‘I don’t know how often he went to court, but it was about once a month,’ Keira remembers. He was not, Keira says, a caring employer. She claims he was subject to ‘foul moods’ and prone to ‘stomping about’ if he as angry. She describes him as an ‘intimidating presence’.
‘He looked down on me,’ she says. ‘He was more intelligent, he was the one who knew everything — we were just his lackeys. I had never come across someone who was quite so full of himself. He also thought he was God’s gift to women.’
In the year she worked at the centre, a number of staff resigned over what Keira believes were concerns about Dr Hibbert.
And it wasn’t long before she began to have serious doubts. ‘With some mothers, it didn’t seem to matter what we wrote,’ she says. ‘He seemed to have made his mind up about them from the beginning.’
Others, she felt, were criticised ‘for nothing’.
One young father was accused of having ‘paedophilic tendencies’ after staff observed him lying on the floor with his daughter watching television.
Another was said to have an ‘intrusive’ parenting style because he liked to tickle his baby daughter — something Keira says the baby ‘absolutely loved’.
But most bizarre of all was the case of a married mother who liked to write to-do lists. ‘Dr Hibbert told us that writing a to-do list wasn’t normal behaviour.

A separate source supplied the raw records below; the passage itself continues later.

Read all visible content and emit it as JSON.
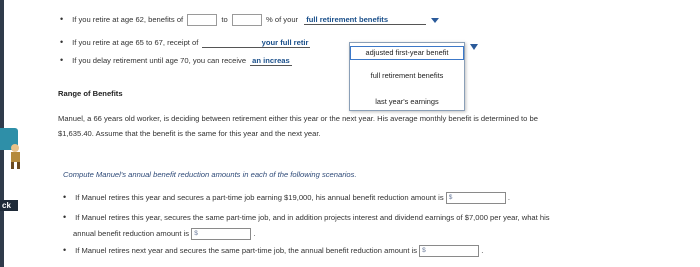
{
  "bullets": {
    "item1": {
      "prefix": "If you retire at age 62, benefits of",
      "to": "to",
      "suffix": "% of your",
      "dropdown_value": "full retirement benefits"
    },
    "item2": {
      "prefix": "If you retire at age 65 to 67, receipt of",
      "dropdown_value": "your full retir"
    },
    "item3": {
      "prefix": "If you delay retirement until age 70, you can receive",
      "dropdown_value": "an increas"
    }
  },
  "dropdown_menu": {
    "options": [
      "adjusted first-year benefit",
      "full retirement benefits",
      "last year's earnings"
    ]
  },
  "range_heading": "Range of Benefits",
  "paragraph": {
    "line1": "Manuel, a 66 years old worker, is deciding between retirement either this year or the next year. His average monthly benefit is determined to be",
    "line2": "$1,635.40. Assume that the benefit is the same for this year and the next year."
  },
  "instruction": "Compute Manuel's annual benefit reduction amounts in each of the following scenarios.",
  "scenarios": [
    {
      "text": "If Manuel retires this year and secures a part-time job earning $19,000, his annual benefit reduction amount is",
      "placeholder": "$"
    },
    {
      "text_line1": "If Manuel retires this year, secures the same part-time job, and in addition projects interest and dividend earnings of $7,000 per year, what his",
      "text_line2": "annual benefit reduction amount is",
      "placeholder": "$"
    },
    {
      "text": "If Manuel retires next year and secures the same part-time job, the annual benefit reduction amount is",
      "placeholder": "$"
    }
  ],
  "sidebar_label": "ck"
}
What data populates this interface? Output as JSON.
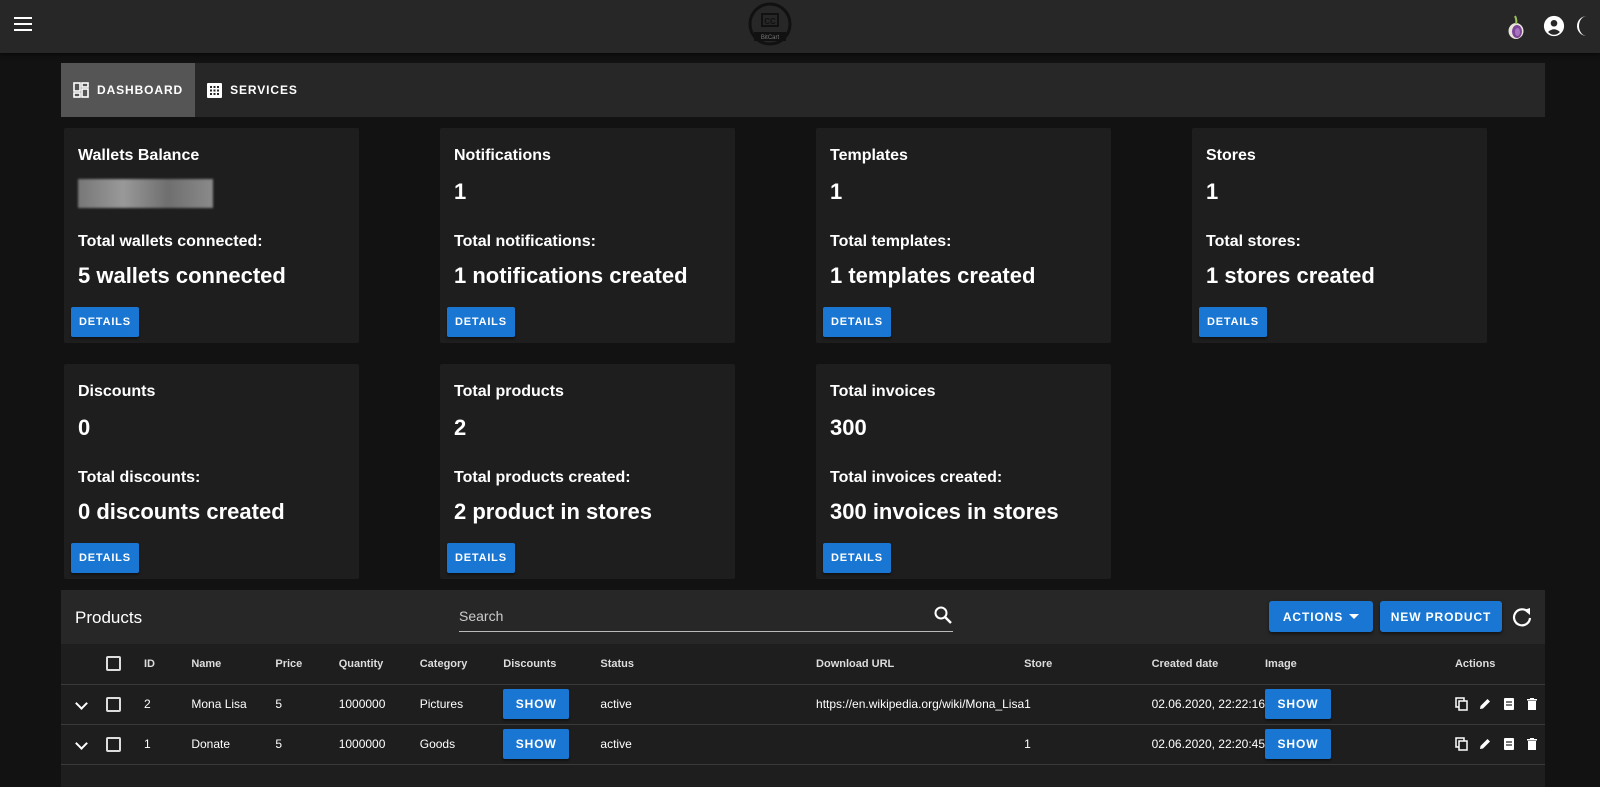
{
  "appbar": {
    "logo_text": "CC BitCart",
    "icons": [
      "menu-icon",
      "tor-onion-icon",
      "account-circle-icon",
      "dark-mode-moon-icon"
    ]
  },
  "tabs": [
    {
      "label": "DASHBOARD",
      "icon": "dashboard-icon",
      "active": true
    },
    {
      "label": "SERVICES",
      "icon": "services-grid-icon",
      "active": false
    }
  ],
  "cards": [
    {
      "title": "Wallets Balance",
      "value": "",
      "value_blurred": true,
      "sub": "Total wallets connected:",
      "big": "5 wallets connected",
      "button": "DETAILS"
    },
    {
      "title": "Notifications",
      "value": "1",
      "sub": "Total notifications:",
      "big": "1 notifications created",
      "button": "DETAILS"
    },
    {
      "title": "Templates",
      "value": "1",
      "sub": "Total templates:",
      "big": "1 templates created",
      "button": "DETAILS"
    },
    {
      "title": "Stores",
      "value": "1",
      "sub": "Total stores:",
      "big": "1 stores created",
      "button": "DETAILS"
    },
    {
      "title": "Discounts",
      "value": "0",
      "sub": "Total discounts:",
      "big": "0 discounts created",
      "button": "DETAILS"
    },
    {
      "title": "Total products",
      "value": "2",
      "sub": "Total products created:",
      "big": "2 product in stores",
      "button": "DETAILS"
    },
    {
      "title": "Total invoices",
      "value": "300",
      "sub": "Total invoices created:",
      "big": "300 invoices in stores",
      "button": "DETAILS"
    }
  ],
  "products": {
    "title": "Products",
    "search_placeholder": "Search",
    "search_value": "",
    "actions_label": "ACTIONS",
    "new_product_label": "NEW PRODUCT",
    "columns": [
      "ID",
      "Name",
      "Price",
      "Quantity",
      "Category",
      "Discounts",
      "Status",
      "Download URL",
      "Store",
      "Created date",
      "Image",
      "Actions"
    ],
    "show_label": "SHOW",
    "rows": [
      {
        "id": "2",
        "name": "Mona Lisa",
        "price": "5",
        "quantity": "1000000",
        "category": "Pictures",
        "status": "active",
        "download_url": "https://en.wikipedia.org/wiki/Mona_Lisa",
        "store": "1",
        "created": "02.06.2020, 22:22:16"
      },
      {
        "id": "1",
        "name": "Donate",
        "price": "5",
        "quantity": "1000000",
        "category": "Goods",
        "status": "active",
        "download_url": "",
        "store": "1",
        "created": "02.06.2020, 22:20:45"
      }
    ],
    "row_action_icons": [
      "copy-icon",
      "edit-pencil-icon",
      "details-icon",
      "delete-icon"
    ]
  },
  "colors": {
    "background": "#121212",
    "appbar": "#272727",
    "card": "#1e1e1e",
    "primary_button": "#1976d2",
    "active_tab": "#555555"
  }
}
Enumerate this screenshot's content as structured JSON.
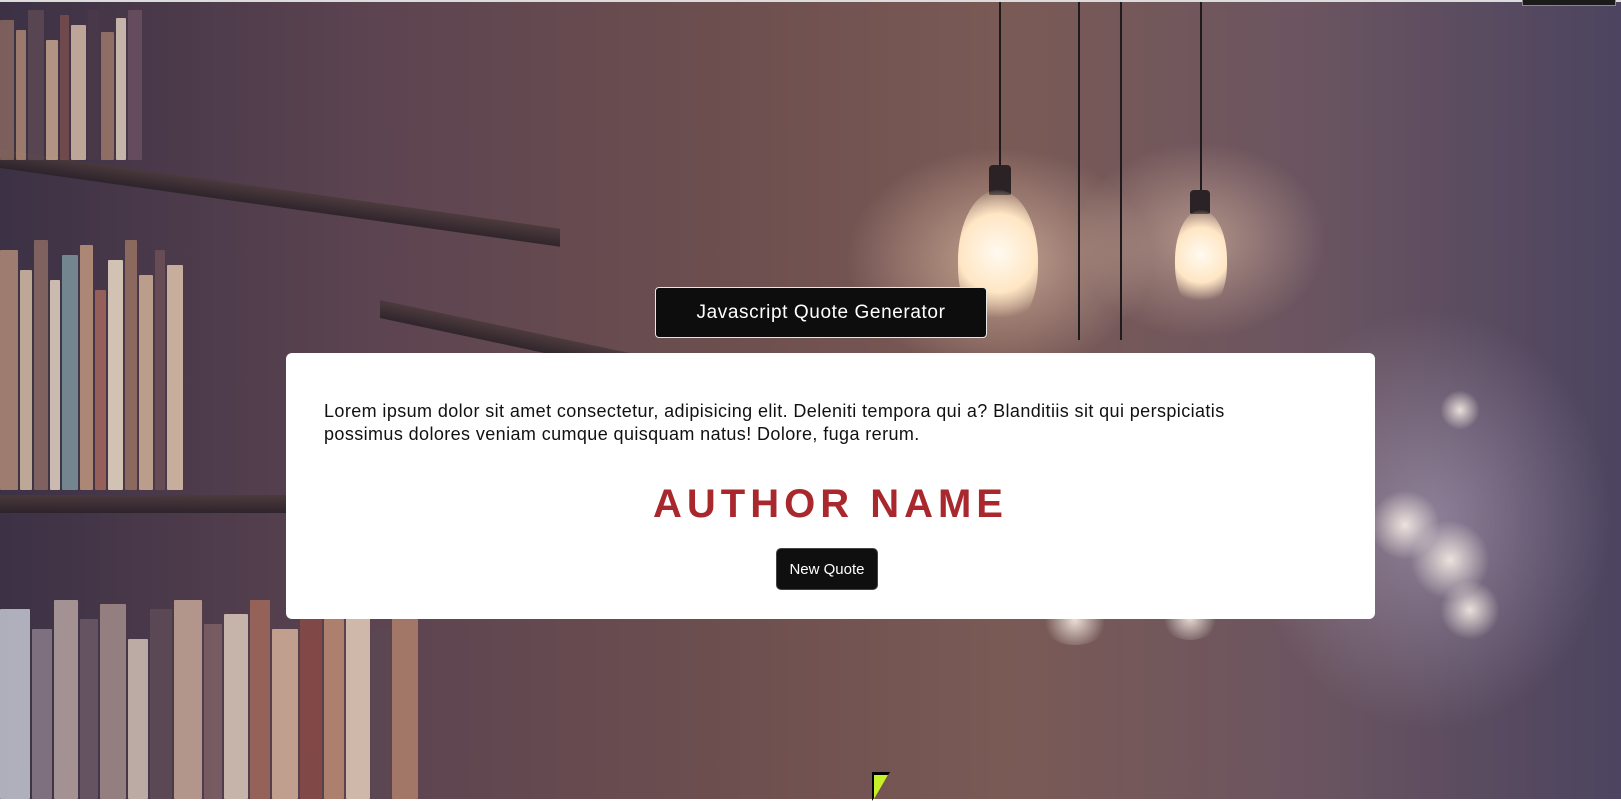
{
  "app": {
    "title": "Javascript Quote Generator"
  },
  "quote": {
    "text": "Lorem ipsum dolor sit amet consectetur, adipisicing elit. Deleniti tempora qui a? Blanditiis sit qui perspiciatis possimus dolores veniam cumque quisquam natus! Dolore, fuga rerum.",
    "author": "AUTHOR NAME"
  },
  "actions": {
    "new_quote_label": "New Quote"
  },
  "colors": {
    "author_text": "#a8282e",
    "button_bg": "#0f0f0f",
    "card_bg": "#ffffff"
  },
  "icons": {
    "cursor": "mouse-pointer-icon"
  }
}
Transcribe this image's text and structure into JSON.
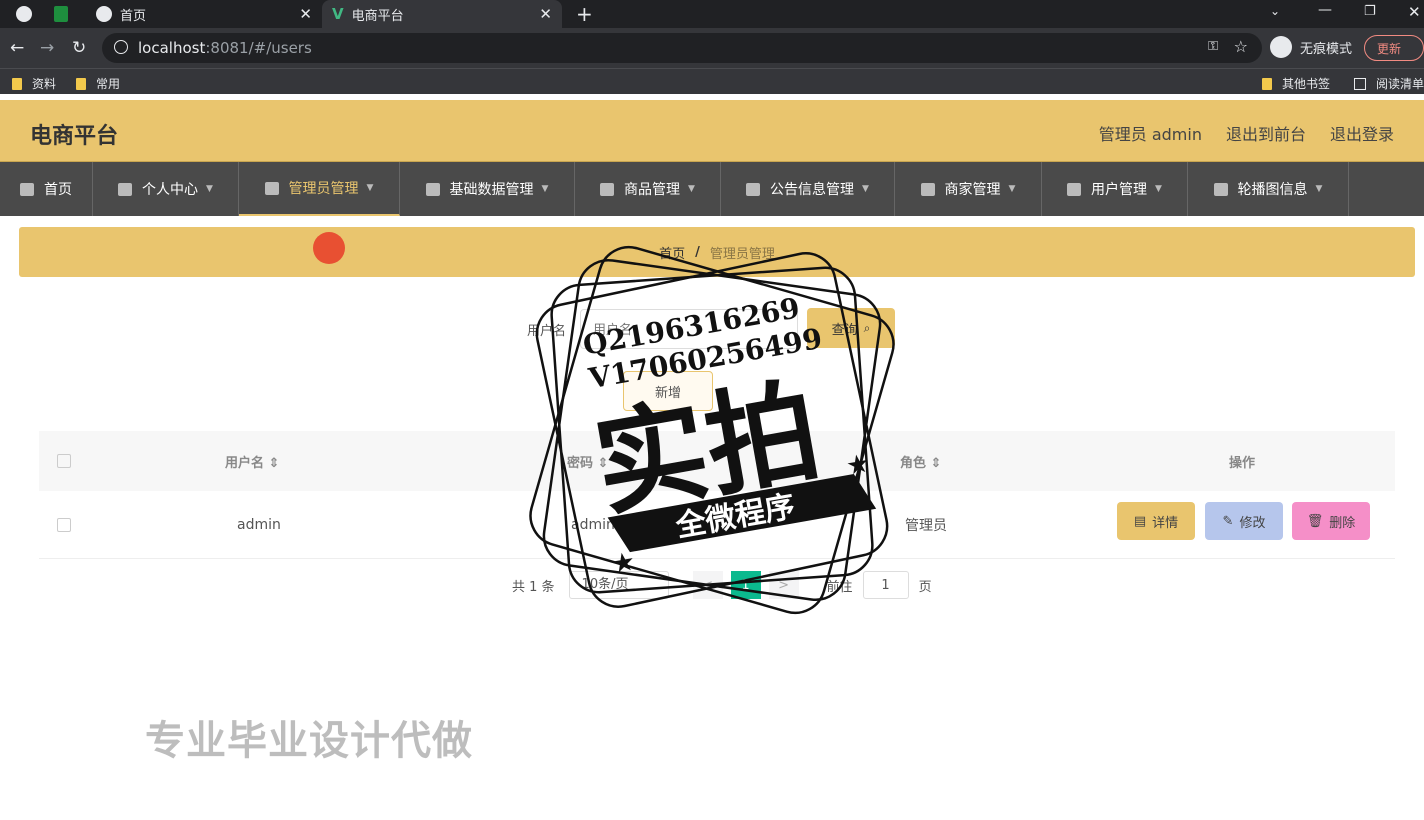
{
  "browser": {
    "tabs": [
      {
        "title": "首页"
      },
      {
        "title": "电商平台"
      }
    ],
    "url_host": "localhost",
    "url_path": ":8081/#/users",
    "incognito_label": "无痕模式",
    "update_label": "更新",
    "bookmarks": [
      "资料",
      "常用"
    ],
    "other_bookmarks": "其他书签",
    "reading_list": "阅读清单"
  },
  "header": {
    "title": "电商平台",
    "admin_label": "管理员 admin",
    "front_link": "退出到前台",
    "logout_link": "退出登录"
  },
  "menu": {
    "items": [
      "首页",
      "个人中心",
      "管理员管理",
      "基础数据管理",
      "商品管理",
      "公告信息管理",
      "商家管理",
      "用户管理",
      "轮播图信息"
    ]
  },
  "breadcrumb": {
    "home": "首页",
    "sep": "/",
    "current": "管理员管理"
  },
  "search": {
    "label": "用户名",
    "placeholder": "用户名",
    "query_button": "查询",
    "add_button": "新增"
  },
  "table": {
    "headers": [
      "用户名",
      "密码",
      "角色",
      "操作"
    ],
    "rows": [
      {
        "username": "admin",
        "password": "admin",
        "role": "管理员"
      }
    ],
    "actions": [
      "详情",
      "修改",
      "删除"
    ]
  },
  "pagination": {
    "total": "共 1 条",
    "page_size": "10条/页",
    "prev": "<",
    "current": "1",
    "next": ">",
    "goto": "前往",
    "goto_value": "1",
    "page_suffix": "页"
  },
  "overlay": {
    "stamp_qq": "Q2196316269",
    "stamp_v": "V17060256499",
    "stamp_big": "实拍",
    "stamp_banner": "全微程序",
    "watermark": "专业毕业设计代做"
  },
  "colors": {
    "accent": "#e9c56e",
    "menu_bg": "#4a4a4a",
    "pager_active": "#0bb98e",
    "edit_btn": "#b6c6ec",
    "delete_btn": "#f58fc8"
  }
}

He said it was obsessive. ‘All of us staff said, hang on — we do that too!’
But the patients couldn’t win.
‘If parents didn’t trust him they were branded paranoid,’ Keira remembers. ‘If they got upset, then he would say they weren’t stable.’
Her final clash with Dr Hibbert came when she observed a meeting he held with a woman who was describing how she had once been raped.
The psychiatrist’s reaction left Keira stunned. She says: ‘I saw him put his fingers in his ears and say: “Na na na, I’m not listening to you.” I really just couldn’t quite believe what I was seeing. I didn’t get the impression he had any empathy.’
In early 2010, Dr Hibbert opened an extra four rooms in his assessment centre.
But then just a few months after this extra building — known as The Annexe — was opened, he abruptly shut the entire assessment centre down.
Staff were told that business from local authorities was drying up due to the economic climate, and that they would all be losing their jobs.
‘It was all very strange,’ Keira remembers. ‘Something about it wasn’t right. He has spent all this money getting it kitted out, and we were still getting phone calls to the office from local authorities asking us to take more parents in.’
It was only later that Keira discovered what she believes is the real reason the centre shut so abruptly: her former employer was facing an investigation by the General Medical Council.
A young mother had claimed he deliberately misdiagnosed her with bipolar disorder — a decision which resulted in her losing her son.
Last night, a spokesman for Dr Hibbert said: ‘The Medical Protection Society, on behalf of Dr Hibbert, confirm there have been no findings made against Dr Hibbert by the General Medical Council or any other body.
Dr Hibbert is unable to comment upon ongoing investigations due to his duties of patient confidentiality and his professional obligations.’
As for Keira, she says she wants to go to the GMC to tell her story.
She adds: ‘Personally, I’d like to see him prosecuted, stripped of his assets and sent to prison. What he did was unforgiveable.’
Some names have been changed.